### [REQUIRED ACTION]
Go through the data below and gather each line containing "Warning".
::: DATA RECORDS
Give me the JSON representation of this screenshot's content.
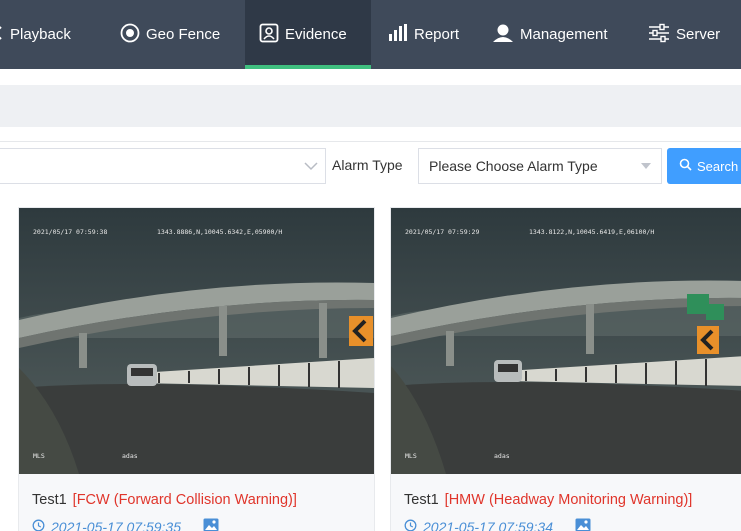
{
  "nav": {
    "items": [
      {
        "label": "Playback",
        "icon": "playback-icon"
      },
      {
        "label": "Geo Fence",
        "icon": "geo-fence-icon"
      },
      {
        "label": "Evidence",
        "icon": "evidence-icon",
        "active": true
      },
      {
        "label": "Report",
        "icon": "report-icon"
      },
      {
        "label": "Management",
        "icon": "management-icon"
      },
      {
        "label": "Server",
        "icon": "server-icon"
      }
    ]
  },
  "filter": {
    "alarm_type_label": "Alarm Type",
    "alarm_type_placeholder": "Please Choose Alarm Type",
    "search_label": "Search"
  },
  "cards": [
    {
      "overlay_top": "2021/05/17 07:59:38",
      "overlay_gps": "1343.8886,N,10045.6342,E,05900/H",
      "overlay_left": "MLS",
      "overlay_mid": "adas",
      "device": "Test1",
      "alarm": "[FCW (Forward Collision Warning)]",
      "time": "2021-05-17 07:59:35"
    },
    {
      "overlay_top": "2021/05/17 07:59:29",
      "overlay_gps": "1343.8122,N,10045.6419,E,06100/H",
      "overlay_left": "MLS",
      "overlay_mid": "adas",
      "device": "Test1",
      "alarm": "[HMW (Headway Monitoring Warning)]",
      "time": "2021-05-17 07:59:34"
    }
  ],
  "colors": {
    "nav_bg": "#3f4a5a",
    "active_underline": "#3fbf7f",
    "alarm_text": "#e0352b",
    "time_text": "#4a8fd6",
    "search_button": "#409eff"
  }
}
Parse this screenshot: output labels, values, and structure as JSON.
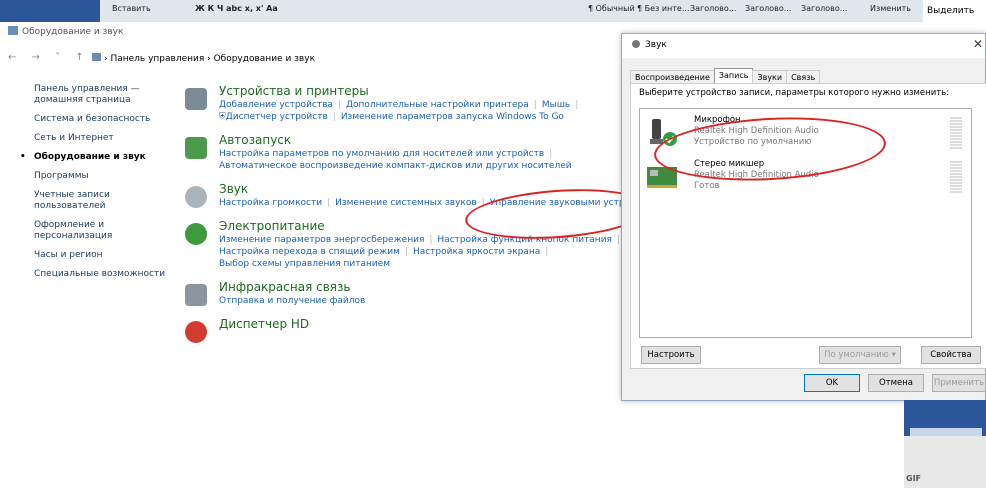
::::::
### [YOUR SOLUTION]
      "alarm": "[FCW (Forward Collision Warning)]",
      "alarm": "[HMW (Headway Monitoring Warning)]",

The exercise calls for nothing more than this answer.